Work task:
Each record must come back unchanged in your answer, stripped of its images.

[Stored data]
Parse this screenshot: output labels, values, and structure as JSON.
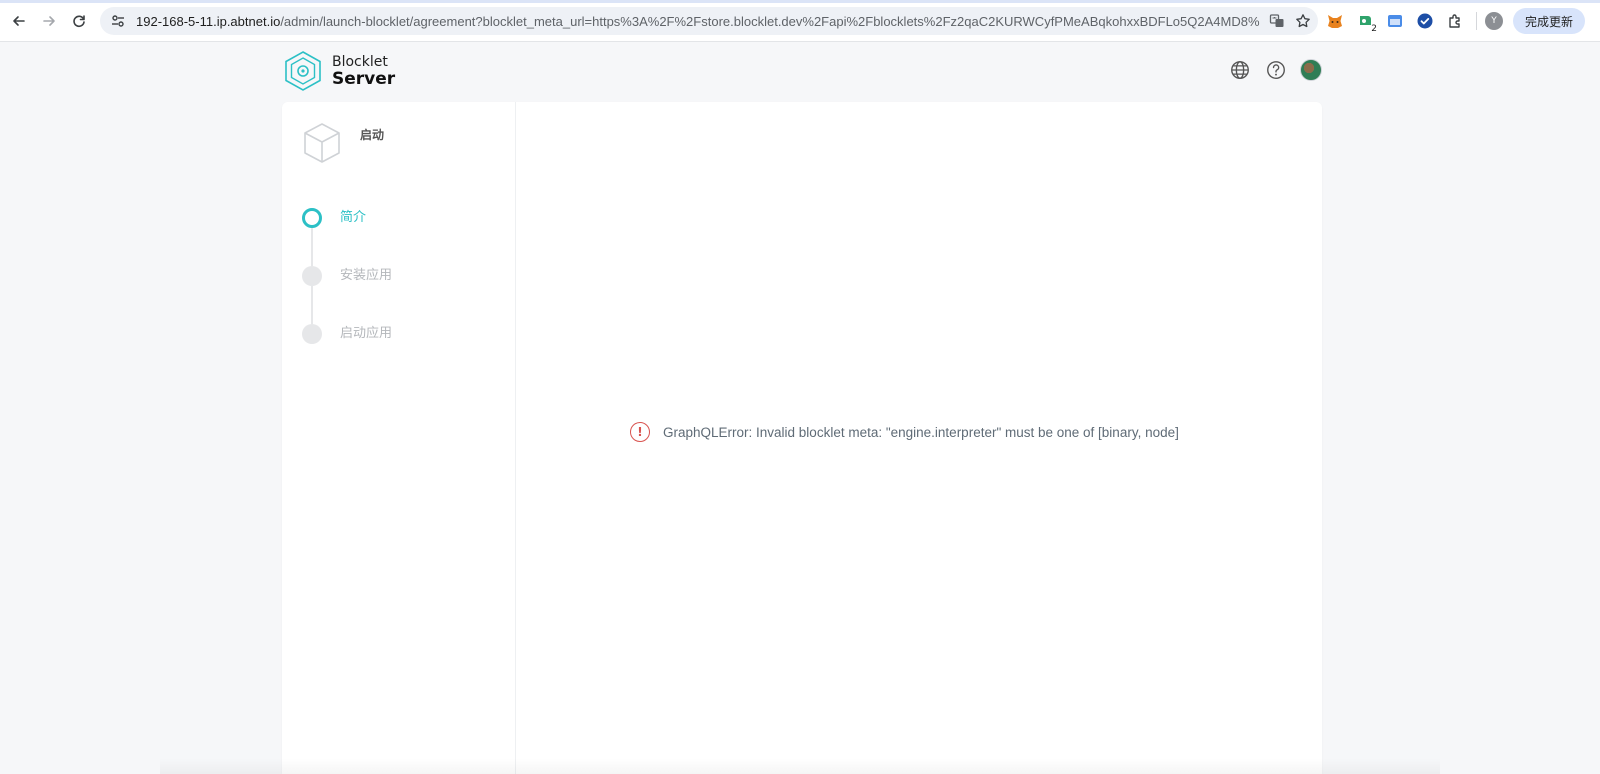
{
  "browser": {
    "url_host": "192-168-5-11.ip.abtnet.io",
    "url_path": "/admin/launch-blocklet/agreement?blocklet_meta_url=https%3A%2F%2Fstore.blocklet.dev%2Fapi%2Fblocklets%2Fz2qaC2KURWCyfPMeABqkohxxBDFLo5Q2A4MD8%2Fblock...",
    "profile_initial": "Y",
    "update_label": "完成更新",
    "extensions": [
      "fox-extension-icon",
      "wallet-extension-icon",
      "window-extension-icon",
      "check-extension-icon",
      "puzzle-extension-icon"
    ],
    "wallet_badge": "2"
  },
  "header": {
    "logo_line1": "Blocklet",
    "logo_line2": "Server"
  },
  "sidebar": {
    "blocklet_name": "启动",
    "steps": [
      {
        "label": "简介",
        "active": true
      },
      {
        "label": "安装应用",
        "active": false
      },
      {
        "label": "启动应用",
        "active": false
      }
    ]
  },
  "content": {
    "error_message": "GraphQLError: Invalid blocklet meta: \"engine.interpreter\" must be one of [binary, node]"
  },
  "colors": {
    "accent": "#2cc0c6",
    "error": "#d9534f",
    "background": "#f6f7f9"
  }
}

Task answer:
Parse this screenshot: output labels, values, and structure as JSON.
{
  "browser": {
    "url_host": "192-168-5-11.ip.abtnet.io",
    "url_path": "/admin/launch-blocklet/agreement?blocklet_meta_url=https%3A%2F%2Fstore.blocklet.dev%2Fapi%2Fblocklets%2Fz2qaC2KURWCyfPMeABqkohxxBDFLo5Q2A4MD8%2Fblock...",
    "profile_initial": "Y",
    "update_label": "完成更新",
    "extensions": [
      "fox-extension-icon",
      "wallet-extension-icon",
      "window-extension-icon",
      "check-extension-icon",
      "puzzle-extension-icon"
    ],
    "wallet_badge": "2"
  },
  "header": {
    "logo_line1": "Blocklet",
    "logo_line2": "Server"
  },
  "sidebar": {
    "blocklet_name": "启动",
    "steps": [
      {
        "label": "简介",
        "active": true
      },
      {
        "label": "安装应用",
        "active": false
      },
      {
        "label": "启动应用",
        "active": false
      }
    ]
  },
  "content": {
    "error_message": "GraphQLError: Invalid blocklet meta: \"engine.interpreter\" must be one of [binary, node]"
  },
  "colors": {
    "accent": "#2cc0c6",
    "error": "#d9534f",
    "background": "#f6f7f9"
  }
}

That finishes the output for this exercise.